> **EXTRACTED DATA**:
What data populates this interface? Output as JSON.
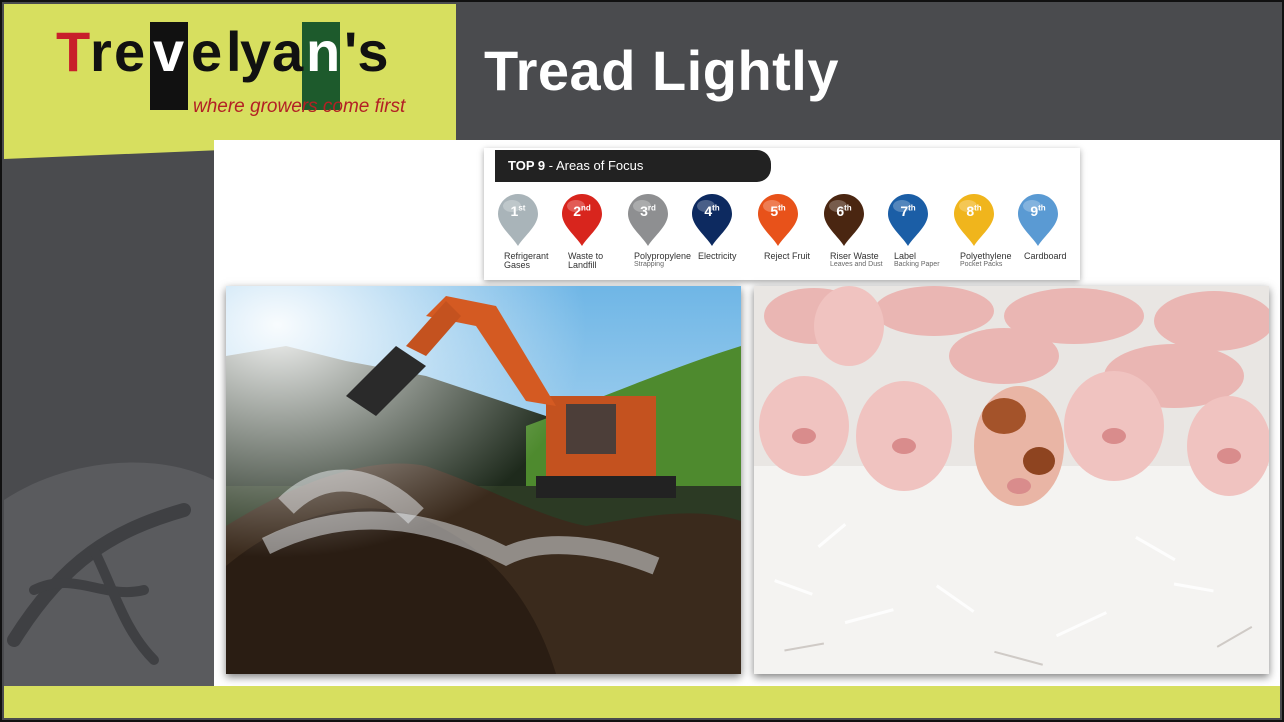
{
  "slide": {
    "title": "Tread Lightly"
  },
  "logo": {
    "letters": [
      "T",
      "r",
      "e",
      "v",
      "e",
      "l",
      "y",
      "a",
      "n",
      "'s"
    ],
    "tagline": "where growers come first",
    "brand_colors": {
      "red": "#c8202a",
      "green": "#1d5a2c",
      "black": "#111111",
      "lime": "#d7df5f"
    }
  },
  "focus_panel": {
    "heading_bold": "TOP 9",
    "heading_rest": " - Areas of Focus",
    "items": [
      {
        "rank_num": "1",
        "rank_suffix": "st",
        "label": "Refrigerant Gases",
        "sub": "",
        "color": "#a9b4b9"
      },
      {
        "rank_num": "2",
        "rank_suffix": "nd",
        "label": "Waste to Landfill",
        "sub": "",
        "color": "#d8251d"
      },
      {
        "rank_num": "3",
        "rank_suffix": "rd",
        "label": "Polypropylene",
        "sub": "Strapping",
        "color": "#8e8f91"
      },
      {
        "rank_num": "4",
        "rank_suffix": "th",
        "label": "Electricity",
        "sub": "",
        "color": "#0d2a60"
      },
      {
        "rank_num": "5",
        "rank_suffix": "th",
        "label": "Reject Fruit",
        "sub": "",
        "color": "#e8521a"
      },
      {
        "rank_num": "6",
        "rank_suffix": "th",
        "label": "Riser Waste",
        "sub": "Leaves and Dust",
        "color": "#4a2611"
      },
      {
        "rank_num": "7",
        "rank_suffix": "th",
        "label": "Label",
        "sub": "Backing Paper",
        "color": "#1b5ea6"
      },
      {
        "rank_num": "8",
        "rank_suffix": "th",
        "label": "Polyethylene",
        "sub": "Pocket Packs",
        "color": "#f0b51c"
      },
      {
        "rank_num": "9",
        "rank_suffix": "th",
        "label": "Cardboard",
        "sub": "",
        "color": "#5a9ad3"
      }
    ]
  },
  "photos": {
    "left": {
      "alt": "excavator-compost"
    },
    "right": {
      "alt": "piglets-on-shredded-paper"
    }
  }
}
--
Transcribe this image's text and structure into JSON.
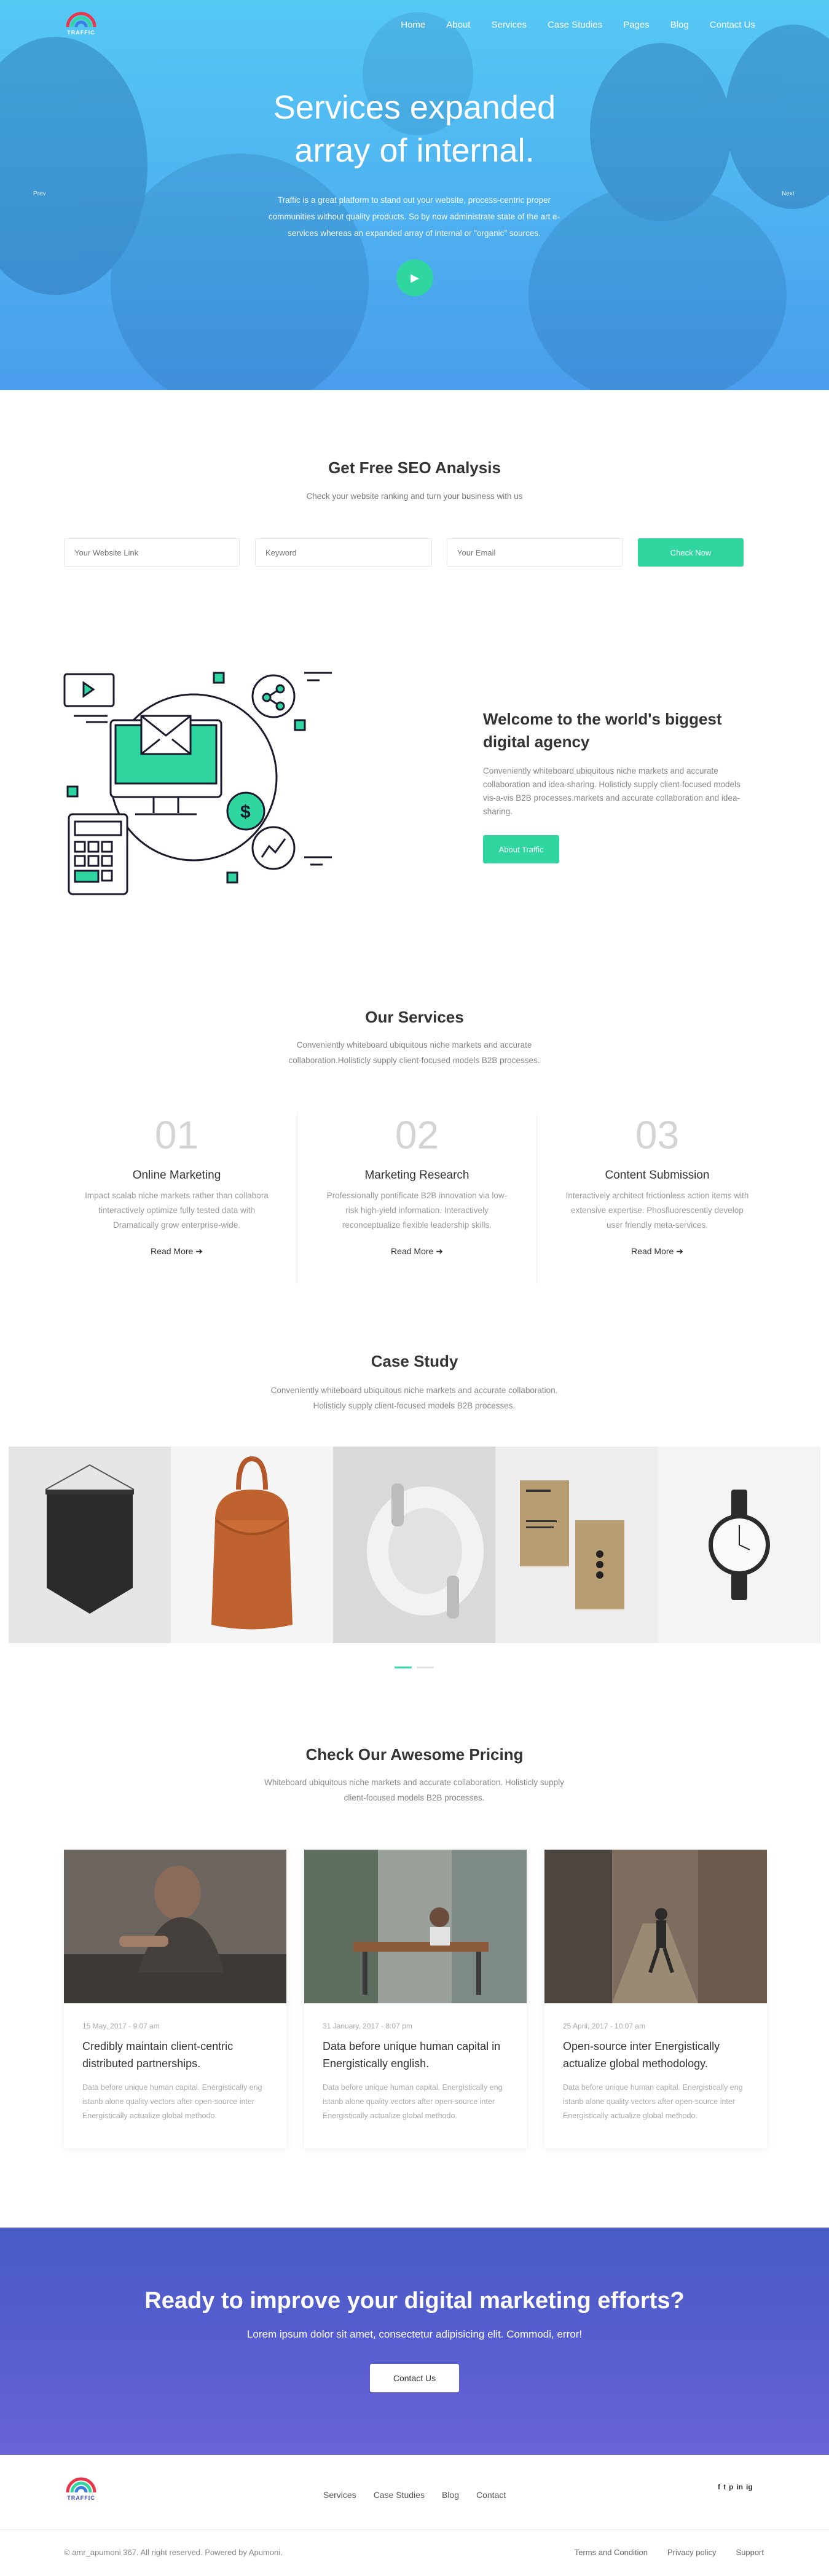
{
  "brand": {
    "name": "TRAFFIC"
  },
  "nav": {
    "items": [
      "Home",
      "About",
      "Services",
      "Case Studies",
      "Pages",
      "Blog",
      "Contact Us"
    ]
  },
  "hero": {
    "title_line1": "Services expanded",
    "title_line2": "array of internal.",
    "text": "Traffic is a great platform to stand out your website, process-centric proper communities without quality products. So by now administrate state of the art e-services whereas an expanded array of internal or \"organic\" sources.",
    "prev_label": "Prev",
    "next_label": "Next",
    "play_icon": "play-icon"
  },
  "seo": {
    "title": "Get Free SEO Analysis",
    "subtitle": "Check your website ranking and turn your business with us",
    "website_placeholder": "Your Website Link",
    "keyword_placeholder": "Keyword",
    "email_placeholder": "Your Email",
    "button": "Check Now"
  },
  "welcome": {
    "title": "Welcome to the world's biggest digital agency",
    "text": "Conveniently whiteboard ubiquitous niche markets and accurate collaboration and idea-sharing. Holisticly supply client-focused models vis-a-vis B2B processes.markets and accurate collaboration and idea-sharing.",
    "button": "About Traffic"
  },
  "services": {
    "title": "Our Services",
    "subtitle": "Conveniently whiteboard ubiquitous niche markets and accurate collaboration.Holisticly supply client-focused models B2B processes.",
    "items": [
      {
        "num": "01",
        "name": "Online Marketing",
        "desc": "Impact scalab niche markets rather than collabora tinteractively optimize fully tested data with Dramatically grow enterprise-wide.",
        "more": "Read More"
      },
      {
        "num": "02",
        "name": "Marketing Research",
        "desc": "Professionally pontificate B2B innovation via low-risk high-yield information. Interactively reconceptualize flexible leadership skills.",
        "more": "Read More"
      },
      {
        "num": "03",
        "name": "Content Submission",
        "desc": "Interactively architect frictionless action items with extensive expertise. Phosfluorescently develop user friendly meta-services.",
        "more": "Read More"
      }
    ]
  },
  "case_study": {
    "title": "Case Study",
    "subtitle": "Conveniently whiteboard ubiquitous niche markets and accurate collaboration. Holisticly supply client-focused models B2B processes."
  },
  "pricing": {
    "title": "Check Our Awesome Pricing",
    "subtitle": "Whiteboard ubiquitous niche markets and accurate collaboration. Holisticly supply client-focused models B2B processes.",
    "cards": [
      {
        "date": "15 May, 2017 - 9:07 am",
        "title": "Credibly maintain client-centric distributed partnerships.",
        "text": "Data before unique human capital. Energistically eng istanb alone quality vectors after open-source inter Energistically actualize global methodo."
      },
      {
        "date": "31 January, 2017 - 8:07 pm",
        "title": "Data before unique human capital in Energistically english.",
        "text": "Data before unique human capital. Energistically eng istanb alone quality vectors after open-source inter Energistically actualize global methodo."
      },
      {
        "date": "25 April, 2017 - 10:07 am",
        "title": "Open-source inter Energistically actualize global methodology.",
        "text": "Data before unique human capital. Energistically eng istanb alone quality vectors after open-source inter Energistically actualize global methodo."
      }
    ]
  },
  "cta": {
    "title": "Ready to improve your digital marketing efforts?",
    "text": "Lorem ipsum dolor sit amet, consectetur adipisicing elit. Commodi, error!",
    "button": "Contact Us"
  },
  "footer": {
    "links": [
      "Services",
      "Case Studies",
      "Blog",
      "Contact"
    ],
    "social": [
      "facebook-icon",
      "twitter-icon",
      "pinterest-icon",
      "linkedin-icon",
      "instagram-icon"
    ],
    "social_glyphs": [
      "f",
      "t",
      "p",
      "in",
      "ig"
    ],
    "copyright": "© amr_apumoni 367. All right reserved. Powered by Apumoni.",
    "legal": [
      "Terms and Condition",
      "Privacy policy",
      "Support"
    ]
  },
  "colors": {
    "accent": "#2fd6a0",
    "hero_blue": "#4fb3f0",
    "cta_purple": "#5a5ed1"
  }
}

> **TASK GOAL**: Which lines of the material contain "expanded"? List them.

> **SOLUTION FOR THIS PROBLEM**:
    "title_line1": "Services expanded",
    "text": "Traffic is a great platform to stand out your website, process-centric proper communities without quality products. So by now administrate state of the art e-services whereas an expanded array of internal or \"organic\" sources.",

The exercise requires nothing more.